Epson Pro Cinema 4030 Projector – Review
SPECIAL FEATURES 2
Black and White Cinema Mode
I like this black and white movie mode, although few people will use it very often. Not only does Epson provide a mode for viewing old black and white movies, but they are targeting the correct 5500K color temp. But Epson also added a touch of sepia, giving my copy of Casablanca that slight brownish caste that old movies had “in the day.” It’s a nice touch, and I can think of two friends who would really like this. One’s really into horror flicks and the other loves the old classics.
Let me be clear about how this works. Selecting B&W Cinema does not get you a monochrome image. It’s still a full color image, but with that warmer color temp than the usual 6500K. Epson adds that slight sepia flavor to the picture as part of the mode. If Mike measured that mode, it would be interesting to see the CIE chart.
This is a definitely a nice extra feature to have! The real trick is to remember you have it, the next time you watch something black and white!
Full Color Management System
While most home projectors (not all) that compete with the Pro Cinema 4030 have full CMS setups, they don’t always work as well. Sometimes adjusting something affects other things it shouldn’t. Mike is consistently pleased with the behavior of the Epson CMS and other color and image controls, when he calibrates these projectors.

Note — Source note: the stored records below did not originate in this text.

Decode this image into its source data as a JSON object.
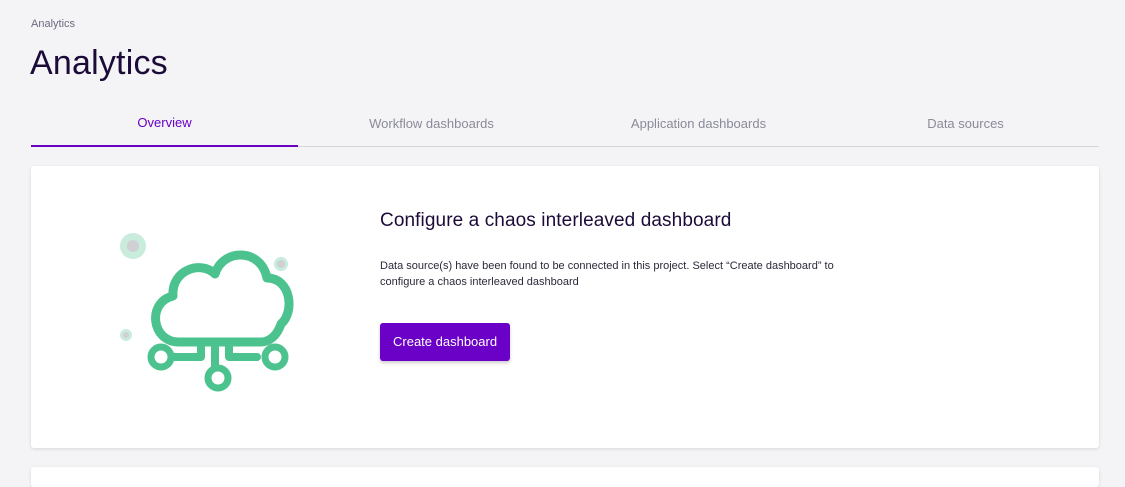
{
  "header": {
    "breadcrumb": "Analytics",
    "title": "Analytics"
  },
  "tabs": [
    {
      "label": "Overview",
      "active": true
    },
    {
      "label": "Workflow dashboards",
      "active": false
    },
    {
      "label": "Application dashboards",
      "active": false
    },
    {
      "label": "Data sources",
      "active": false
    }
  ],
  "card": {
    "title": "Configure a chaos interleaved dashboard",
    "description": "Data source(s) have been found to be connected in this project. Select “Create dashboard” to configure a chaos interleaved dashboard",
    "button_label": "Create dashboard",
    "illustration_icon": "cloud-network-icon"
  },
  "colors": {
    "accent": "#6a00c4",
    "illustration": "#4cc38f",
    "illustration_light": "#c9ecdc"
  }
}
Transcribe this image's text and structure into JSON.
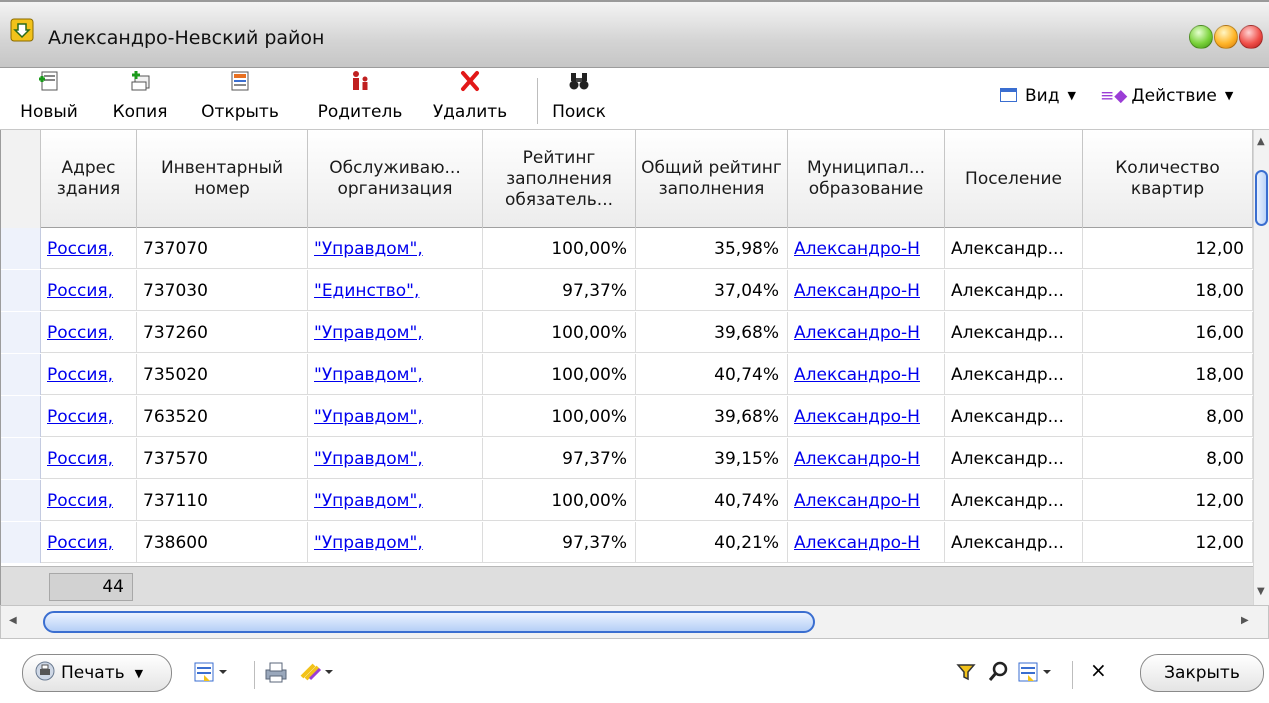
{
  "window": {
    "title": "Александро-Невский район"
  },
  "toolbar": {
    "buttons": [
      {
        "label": "Новый",
        "icon": "new-record-icon"
      },
      {
        "label": "Копия",
        "icon": "copy-record-icon"
      },
      {
        "label": "Открыть",
        "icon": "open-record-icon"
      },
      {
        "label": "Родитель",
        "icon": "parent-record-icon"
      },
      {
        "label": "Удалить",
        "icon": "delete-icon"
      },
      {
        "label": "Поиск",
        "icon": "binoculars-icon"
      }
    ],
    "view_label": "Вид",
    "action_label": "Действие"
  },
  "grid": {
    "columns": [
      "Адрес здания",
      "Инвентарный номер",
      "Обслуживаю... организация",
      "Рейтинг заполнения обязатель...",
      "Общий рейтинг заполнения",
      "Муниципал... образование",
      "Поселение",
      "Количество квартир"
    ],
    "rows": [
      {
        "address": "Россия,",
        "inv": "737070",
        "org": "\"Управдом\",",
        "req": "100,00%",
        "total": "35,98%",
        "mun": "Александро-Н",
        "settl": "Александр...",
        "apts": "12,00"
      },
      {
        "address": "Россия,",
        "inv": "737030",
        "org": "\"Единство\",",
        "req": "97,37%",
        "total": "37,04%",
        "mun": "Александро-Н",
        "settl": "Александр...",
        "apts": "18,00"
      },
      {
        "address": "Россия,",
        "inv": "737260",
        "org": "\"Управдом\",",
        "req": "100,00%",
        "total": "39,68%",
        "mun": "Александро-Н",
        "settl": "Александр...",
        "apts": "16,00"
      },
      {
        "address": "Россия,",
        "inv": "735020",
        "org": "\"Управдом\",",
        "req": "100,00%",
        "total": "40,74%",
        "mun": "Александро-Н",
        "settl": "Александр...",
        "apts": "18,00"
      },
      {
        "address": "Россия,",
        "inv": "763520",
        "org": "\"Управдом\",",
        "req": "100,00%",
        "total": "39,68%",
        "mun": "Александро-Н",
        "settl": "Александр...",
        "apts": "8,00"
      },
      {
        "address": "Россия,",
        "inv": "737570",
        "org": "\"Управдом\",",
        "req": "97,37%",
        "total": "39,15%",
        "mun": "Александро-Н",
        "settl": "Александр...",
        "apts": "8,00"
      },
      {
        "address": "Россия,",
        "inv": "737110",
        "org": "\"Управдом\",",
        "req": "100,00%",
        "total": "40,74%",
        "mun": "Александро-Н",
        "settl": "Александр...",
        "apts": "12,00"
      },
      {
        "address": "Россия,",
        "inv": "738600",
        "org": "\"Управдом\",",
        "req": "97,37%",
        "total": "40,21%",
        "mun": "Александро-Н",
        "settl": "Александр...",
        "apts": "12,00"
      }
    ],
    "record_count": "44"
  },
  "bottombar": {
    "print_label": "Печать",
    "close_label": "Закрыть"
  },
  "colors": {
    "link": "#0000ee",
    "scroll_accent": "#3a6ed0"
  }
}
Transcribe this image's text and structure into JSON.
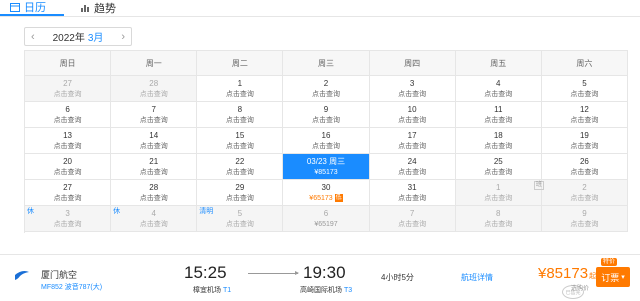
{
  "tabs": {
    "calendar_label": "日历",
    "trend_label": "趋势"
  },
  "month_selector": {
    "prev_icon": "‹",
    "next_icon": "›",
    "year": "2022年",
    "month": "3月"
  },
  "weekdays": [
    "周日",
    "周一",
    "周二",
    "周三",
    "周四",
    "周五",
    "周六"
  ],
  "query_label": "点击查询",
  "calendar": {
    "row1": [
      {
        "day": "27",
        "sub": "点击查询"
      },
      {
        "day": "28",
        "sub": "点击查询"
      },
      {
        "day": "1",
        "sub": "点击查询"
      },
      {
        "day": "2",
        "sub": "点击查询"
      },
      {
        "day": "3",
        "sub": "点击查询"
      },
      {
        "day": "4",
        "sub": "点击查询"
      },
      {
        "day": "5",
        "sub": "点击查询"
      }
    ],
    "row2": [
      {
        "day": "6",
        "sub": "点击查询"
      },
      {
        "day": "7",
        "sub": "点击查询"
      },
      {
        "day": "8",
        "sub": "点击查询"
      },
      {
        "day": "9",
        "sub": "点击查询"
      },
      {
        "day": "10",
        "sub": "点击查询"
      },
      {
        "day": "11",
        "sub": "点击查询"
      },
      {
        "day": "12",
        "sub": "点击查询"
      }
    ],
    "row3": [
      {
        "day": "13",
        "sub": "点击查询"
      },
      {
        "day": "14",
        "sub": "点击查询"
      },
      {
        "day": "15",
        "sub": "点击查询"
      },
      {
        "day": "16",
        "sub": "点击查询"
      },
      {
        "day": "17",
        "sub": "点击查询"
      },
      {
        "day": "18",
        "sub": "点击查询"
      },
      {
        "day": "19",
        "sub": "点击查询"
      }
    ],
    "row4": [
      {
        "day": "20",
        "sub": "点击查询"
      },
      {
        "day": "21",
        "sub": "点击查询"
      },
      {
        "day": "22",
        "sub": "点击查询"
      },
      {
        "day": "03/23 周三",
        "sub": "¥85173"
      },
      {
        "day": "24",
        "sub": "点击查询"
      },
      {
        "day": "25",
        "sub": "点击查询"
      },
      {
        "day": "26",
        "sub": "点击查询"
      }
    ],
    "row5": [
      {
        "day": "27",
        "sub": "点击查询"
      },
      {
        "day": "28",
        "sub": "点击查询"
      },
      {
        "day": "29",
        "sub": "点击查询"
      },
      {
        "day": "30",
        "sub": "¥65173"
      },
      {
        "day": "31",
        "sub": "点击查询"
      },
      {
        "day": "1",
        "sub": "点击查询"
      },
      {
        "day": "2",
        "sub": "点击查询"
      }
    ],
    "row6": [
      {
        "day": "3",
        "sub": "点击查询"
      },
      {
        "day": "4",
        "sub": "点击查询"
      },
      {
        "day": "5",
        "sub": "点击查询"
      },
      {
        "day": "6",
        "sub": "¥65197"
      },
      {
        "day": "7",
        "sub": "点击查询"
      },
      {
        "day": "8",
        "sub": "点击查询"
      },
      {
        "day": "9",
        "sub": "点击查询"
      }
    ]
  },
  "tags": {
    "low_tag": "低",
    "holiday": "休",
    "qingming": "清明",
    "side_tag": "班"
  },
  "flight": {
    "airline": "厦门航空",
    "flight_no": "MF852 波音787(大)",
    "dep_time": "15:25",
    "dep_airport": "樟宜机场",
    "dep_terminal": "T1",
    "arr_time": "19:30",
    "arr_airport": "高崎国际机场",
    "arr_terminal": "T3",
    "duration": "4小时5分",
    "detail_label": "航班详情",
    "price": "¥85173",
    "price_suffix": "起",
    "price_note": "选购价",
    "book_label": "订票",
    "book_badge": "特价",
    "stamp": "已售完"
  },
  "colors": {
    "accent": "#1a8cff",
    "price": "#ff7a00"
  }
}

The Pro Cinema 4030 lacks the THX modes that the step up UB series offers Yet, as you can see in the images we display, or much better, what you observe in your home if you buy one, it calibrates every bit as well.
3D and 3D Glasses
All the new Epson home theater projectors, from under $800 to the more expensive models, now sport 3D. The Pro Cinema 4030 has what it takes to be a good 3D projector. For openers, it’s got plenty of lumens. It’s not the brightest out there, but it’s still brighter than most. And 3LCD projectors seem to be slightly better than the other technologies at delivering the highest percentage of brightness to the eyes.
3D is considered very good, and I have watched a good deal of it. There is always some minor cross-talk and you can give up some brightness for less cross-talk. DLP projectors should be crosstalk free by comparison. Just remember, the projector isn’t necessarily where the cross-talk comes from. It’s often in the content.
I like Epson’s glasses, they are some of the lighter ones out there, weighing in in the mid-30 gram range, not much different than my normal glasses. They fit a large head like mine, better than most. Epson’s glasses are RF, not IR or DLP-link. That’s definitely the right way to design them.
The technology is well thought out. The glasses are rechargeable, but what really is cool, is that if you are ready to watch, and you pick up a pair of glasses and they need a charge, just 3 minutes of charging will allow them to last all the way through the average movie. That is, you can put enough charge on in less time than you can microwave some popcorn! Clever folks.
As with most manufacturers, their 3D glasses aren’t inexpensive, but you do get two pair with the projector. An $89 list price graces the glasses, but you can buy 3rd party 3D glasses for a fraction the price. The snap together Samsung glasses that are compatible, are flimsy, but at $20 a pair, you can afford 10 extra pair for 3D Movie party night.
Epson Panel Alignment
Epson’s panel alignment helps to maximize perceived sharpness. The projector allows you to start off aligning the RGB both vertically and horizontially in each corner. You can then pick other points around the image to further refine. This is not the same as having true perfect alignment, but I found it helpful in producing a slightly sharper image with this 4030.
Epson offers excellent lamp life. The Pro Cinema 4030, like the UB series, claims 4000 hours running at full power, 5000 hours in Eco-mode. It doesn’t get a whole lot better than that. Usually if you see a rare projector claiming 6000 or 7000 maximum, those have management systems that can really save extra hours, if your own habits are sloppy. That is, if you walk away from your projector while it’s paused, some projectors will drop power usage significantly, keeping the lamp in a quick standby mode.
That extra management on a few projectors is a nice touch, surely, but, at 20 hours of viewing a week, this Epson’s lamp is rated to last 4 years at full power.
And let’s not forget, the Pro Cinema 4030 comes with a spare lamp!
There’s more good news. At $299, the replacement lamp cost is lower than most. Out here in California, the electricity can easily cost more per hour than cost of running a lamp for an hour.
You May Also Like
Canon Realis WUX6000 Projector Review
NEC NP-PA521U Projector Review
Business and Education Projector Reviews Directory
Sony VPL-VW350ES Home Theater Projector Review
Epson Brightlink Pro 1430Wi Projector Review
Epson Pro Cinema LS10000 Projector Review: Update
Optoma HD161X Home Theater Projector Review
Epson PowerLite 1985WU Projector Review